HB 804 (PA 98-370) – Creates the offense of failure to report sexual abuse of a child. If a person over the age of 18 personally observes sexual abuse between a person he or she knows to be over 18 and a person he or she knows to be a child, and knowingly fails to report the matter to law enforcement, that person is guilty of a Class A misdemeanor for the first violation, and a Class 4 felony for subsequent violations.
HB 830 (PA 98-373) – In the case of a delinquent fine, fee, cost, restitution or judgment of bond forfeiture, an additional fee may be assessed to an offender for the cost of service of process.
HB 1683 (PA 98-403) – Whenever a state mental health or developmental disabilities facility operated by DHS closes, HB 1683 requires the governor to transfer funds from the closed facility to the appropriate line item providing appropriation authority for the new venue of care.
HB 2590 (PA 98-430) – Creates the Workplace Violence Prevention Act. HB 2590 allows an employer to seek an order of protection if an employee has suffered violence or threats of violence at work, or if the threat can be reasonably assumed to be carried out at work.
HB 2647 (PA 98-437) – Allows for tougher prosecution of child pornography offenses by providing that each individual film, videotape, photograph or other image in violation of the statute constitutes a separate violation of the law. The bill also amends the Unified Code of Corrections to allow courts to impose consecutive sentences when the child depicted is under 13.
HB 2893 (PA 98-263) – Creates a “Blue Alert” system, also known as a Crimes Against Police Officers Advisory. The system would provide a regionwide rapid dissemination of information regarding a suspect wanted in the killing of a police officer. The bill sets out the conditions under which such an alert can be issued.
HB 3070 (PA 98-471) – Requires school personnel who work with pupils in grades 7-12 shall be trained to identify the warning signs of mental illness and suicidal behavior.
SB 1479 (PA 98-103) – Provides that a person’s driver’s license can be suspended for operating a boat while under the influence.

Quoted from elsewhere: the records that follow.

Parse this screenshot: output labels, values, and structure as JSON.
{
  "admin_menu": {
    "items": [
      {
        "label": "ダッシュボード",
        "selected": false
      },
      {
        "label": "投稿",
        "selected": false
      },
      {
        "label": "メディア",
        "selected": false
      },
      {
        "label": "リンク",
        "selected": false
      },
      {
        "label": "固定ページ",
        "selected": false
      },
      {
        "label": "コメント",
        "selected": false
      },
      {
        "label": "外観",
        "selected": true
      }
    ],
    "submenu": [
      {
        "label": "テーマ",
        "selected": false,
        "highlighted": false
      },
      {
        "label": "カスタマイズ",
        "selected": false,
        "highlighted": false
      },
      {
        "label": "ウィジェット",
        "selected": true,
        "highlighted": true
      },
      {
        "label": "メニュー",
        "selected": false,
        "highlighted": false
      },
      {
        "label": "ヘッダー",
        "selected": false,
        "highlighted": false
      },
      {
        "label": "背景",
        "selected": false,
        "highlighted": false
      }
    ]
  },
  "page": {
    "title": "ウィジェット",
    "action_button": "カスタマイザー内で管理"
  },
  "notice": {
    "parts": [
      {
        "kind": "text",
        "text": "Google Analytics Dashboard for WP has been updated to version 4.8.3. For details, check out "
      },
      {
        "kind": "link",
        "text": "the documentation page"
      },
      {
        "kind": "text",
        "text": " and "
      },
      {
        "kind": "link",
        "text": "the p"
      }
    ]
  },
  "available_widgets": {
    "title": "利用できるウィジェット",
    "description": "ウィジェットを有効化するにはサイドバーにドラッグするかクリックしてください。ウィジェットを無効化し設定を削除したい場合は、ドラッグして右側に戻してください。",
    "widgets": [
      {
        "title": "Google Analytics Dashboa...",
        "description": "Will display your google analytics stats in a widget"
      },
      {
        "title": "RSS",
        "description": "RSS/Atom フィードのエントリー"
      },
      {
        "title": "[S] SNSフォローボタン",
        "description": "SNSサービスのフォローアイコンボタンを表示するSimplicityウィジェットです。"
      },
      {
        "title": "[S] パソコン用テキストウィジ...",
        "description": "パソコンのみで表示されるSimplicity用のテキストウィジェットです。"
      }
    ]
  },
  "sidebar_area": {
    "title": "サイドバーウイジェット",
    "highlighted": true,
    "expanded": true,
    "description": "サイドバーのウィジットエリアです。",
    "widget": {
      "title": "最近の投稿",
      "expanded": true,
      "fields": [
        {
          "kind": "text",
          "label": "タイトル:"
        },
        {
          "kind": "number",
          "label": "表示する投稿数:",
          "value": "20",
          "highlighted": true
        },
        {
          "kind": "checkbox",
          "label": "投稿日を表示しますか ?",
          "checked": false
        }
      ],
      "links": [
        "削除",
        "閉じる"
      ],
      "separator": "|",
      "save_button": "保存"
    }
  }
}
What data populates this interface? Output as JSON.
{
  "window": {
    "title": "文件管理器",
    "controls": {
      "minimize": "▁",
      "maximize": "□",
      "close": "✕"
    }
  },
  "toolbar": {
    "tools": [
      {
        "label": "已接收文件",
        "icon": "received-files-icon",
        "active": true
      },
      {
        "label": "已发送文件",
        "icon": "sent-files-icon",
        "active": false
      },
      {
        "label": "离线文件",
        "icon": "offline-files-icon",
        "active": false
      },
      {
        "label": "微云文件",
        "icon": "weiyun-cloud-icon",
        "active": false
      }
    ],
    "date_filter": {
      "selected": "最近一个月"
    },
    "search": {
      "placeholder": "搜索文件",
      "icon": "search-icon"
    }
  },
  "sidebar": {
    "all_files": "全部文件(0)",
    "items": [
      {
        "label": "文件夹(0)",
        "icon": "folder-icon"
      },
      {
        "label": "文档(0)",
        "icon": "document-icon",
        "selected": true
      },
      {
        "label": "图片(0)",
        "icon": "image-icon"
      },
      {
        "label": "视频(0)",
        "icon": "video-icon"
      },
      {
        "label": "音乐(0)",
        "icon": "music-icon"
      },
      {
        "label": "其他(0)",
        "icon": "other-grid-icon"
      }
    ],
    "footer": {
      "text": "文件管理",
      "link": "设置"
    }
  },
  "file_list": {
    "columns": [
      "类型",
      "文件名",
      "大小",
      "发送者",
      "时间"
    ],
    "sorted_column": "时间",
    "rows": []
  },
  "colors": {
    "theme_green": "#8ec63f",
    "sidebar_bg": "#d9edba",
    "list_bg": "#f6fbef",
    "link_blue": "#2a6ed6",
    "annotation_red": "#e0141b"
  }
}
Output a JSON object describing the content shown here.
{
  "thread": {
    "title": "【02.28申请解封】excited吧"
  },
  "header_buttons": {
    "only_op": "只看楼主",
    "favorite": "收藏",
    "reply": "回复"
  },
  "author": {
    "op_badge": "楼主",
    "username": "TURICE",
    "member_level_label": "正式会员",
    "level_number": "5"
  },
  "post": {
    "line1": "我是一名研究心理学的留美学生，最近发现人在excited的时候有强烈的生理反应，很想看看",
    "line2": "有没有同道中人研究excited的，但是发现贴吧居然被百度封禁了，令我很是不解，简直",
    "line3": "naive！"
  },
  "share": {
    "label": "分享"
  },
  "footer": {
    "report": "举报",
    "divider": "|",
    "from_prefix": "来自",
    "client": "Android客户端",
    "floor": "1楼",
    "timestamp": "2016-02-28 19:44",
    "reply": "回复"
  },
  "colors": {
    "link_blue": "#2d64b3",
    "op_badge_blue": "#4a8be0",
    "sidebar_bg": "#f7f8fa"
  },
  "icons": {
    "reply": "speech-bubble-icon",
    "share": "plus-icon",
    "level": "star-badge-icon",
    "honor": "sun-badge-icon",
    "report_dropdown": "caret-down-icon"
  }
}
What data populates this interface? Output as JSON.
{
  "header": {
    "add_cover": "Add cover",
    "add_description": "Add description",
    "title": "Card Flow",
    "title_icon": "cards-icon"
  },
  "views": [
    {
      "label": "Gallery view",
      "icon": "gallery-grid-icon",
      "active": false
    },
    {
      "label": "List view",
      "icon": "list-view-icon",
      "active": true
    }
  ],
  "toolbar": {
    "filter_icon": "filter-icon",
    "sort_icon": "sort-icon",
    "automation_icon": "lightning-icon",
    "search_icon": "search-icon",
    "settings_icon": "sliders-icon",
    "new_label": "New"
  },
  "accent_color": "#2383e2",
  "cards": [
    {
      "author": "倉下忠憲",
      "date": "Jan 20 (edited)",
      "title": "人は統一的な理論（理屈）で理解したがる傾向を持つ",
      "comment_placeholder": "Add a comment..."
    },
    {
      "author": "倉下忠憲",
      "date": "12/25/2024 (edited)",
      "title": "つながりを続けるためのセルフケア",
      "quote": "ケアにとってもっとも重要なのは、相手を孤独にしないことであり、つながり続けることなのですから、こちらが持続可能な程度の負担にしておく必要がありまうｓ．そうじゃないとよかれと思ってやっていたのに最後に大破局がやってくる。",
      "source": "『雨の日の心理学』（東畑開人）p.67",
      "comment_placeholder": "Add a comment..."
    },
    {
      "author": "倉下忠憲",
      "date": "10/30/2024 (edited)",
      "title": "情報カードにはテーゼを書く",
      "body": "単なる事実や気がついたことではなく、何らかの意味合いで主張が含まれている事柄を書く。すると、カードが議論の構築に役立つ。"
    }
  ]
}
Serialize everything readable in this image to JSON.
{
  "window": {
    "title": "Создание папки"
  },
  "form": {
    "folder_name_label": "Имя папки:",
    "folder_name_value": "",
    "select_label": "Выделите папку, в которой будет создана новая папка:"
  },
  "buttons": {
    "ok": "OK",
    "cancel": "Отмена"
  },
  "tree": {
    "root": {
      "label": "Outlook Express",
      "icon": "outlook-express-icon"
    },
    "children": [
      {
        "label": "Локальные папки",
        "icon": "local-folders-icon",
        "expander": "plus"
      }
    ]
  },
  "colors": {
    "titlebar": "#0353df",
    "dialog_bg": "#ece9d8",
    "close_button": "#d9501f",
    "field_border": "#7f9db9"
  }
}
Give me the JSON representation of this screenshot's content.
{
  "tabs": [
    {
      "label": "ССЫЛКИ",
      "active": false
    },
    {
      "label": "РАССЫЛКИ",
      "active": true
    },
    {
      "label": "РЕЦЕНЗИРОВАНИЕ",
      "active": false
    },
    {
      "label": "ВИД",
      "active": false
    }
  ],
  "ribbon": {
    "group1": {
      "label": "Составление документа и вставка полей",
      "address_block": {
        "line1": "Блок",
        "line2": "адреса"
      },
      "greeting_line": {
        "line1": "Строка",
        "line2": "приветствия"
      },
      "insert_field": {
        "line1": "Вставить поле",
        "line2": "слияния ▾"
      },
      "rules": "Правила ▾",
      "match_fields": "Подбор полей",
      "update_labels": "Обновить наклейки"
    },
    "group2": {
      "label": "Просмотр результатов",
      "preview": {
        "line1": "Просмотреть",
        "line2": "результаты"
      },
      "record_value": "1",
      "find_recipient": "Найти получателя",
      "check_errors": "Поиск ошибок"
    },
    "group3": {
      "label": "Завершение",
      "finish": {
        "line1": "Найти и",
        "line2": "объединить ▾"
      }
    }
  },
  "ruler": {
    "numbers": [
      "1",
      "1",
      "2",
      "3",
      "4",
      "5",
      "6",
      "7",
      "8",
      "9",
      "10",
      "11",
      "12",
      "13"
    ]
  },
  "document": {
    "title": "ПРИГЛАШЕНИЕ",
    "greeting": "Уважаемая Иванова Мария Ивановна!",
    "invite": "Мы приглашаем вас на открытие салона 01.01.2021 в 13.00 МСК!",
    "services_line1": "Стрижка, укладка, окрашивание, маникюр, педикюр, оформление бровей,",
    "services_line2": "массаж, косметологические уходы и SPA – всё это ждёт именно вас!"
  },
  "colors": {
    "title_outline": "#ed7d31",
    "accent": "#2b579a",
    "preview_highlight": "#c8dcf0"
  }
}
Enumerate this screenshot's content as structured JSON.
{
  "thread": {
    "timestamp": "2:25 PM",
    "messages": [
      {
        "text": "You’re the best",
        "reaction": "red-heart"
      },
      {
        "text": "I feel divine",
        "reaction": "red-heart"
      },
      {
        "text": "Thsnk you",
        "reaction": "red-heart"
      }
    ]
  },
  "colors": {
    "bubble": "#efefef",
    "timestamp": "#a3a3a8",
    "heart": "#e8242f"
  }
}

The bill also states that the operator of any motorboat involved in a boating accident shall be deemed to have given their consent to testing for alcohol or other intoxicants. Refusal, a test of .08 or a positive result of drugs means that person can have their drivers’ license suspended.
SB 1639 (PA 98-509) – Also known as the “Puppy Lemon Law,” SB 1639 provides certain remedies to a customer who purchased a dog or cat that possesses or has died from certain diseases, illnesses or conditions, if within 21 days of the date of sale, a licensed veterinarian states in writing that at the time of sale the animal was unfit for purchase due to illness or disease. The bill gives pet shops a procedure to contest the remedy. The bill requires pet shops to give every customer; prior to the time of sale; a copy of the store’s warranty, refund and return policy, and must give the customer an explanation of the remedy provided for customers who have purchased an animal with a congenital or hereditary disorder.
SB 1756 (PA 98-350) – Prohibits the sale of e-cigarettes to minors. The bill requires sellers to verify that a buyer is over 18.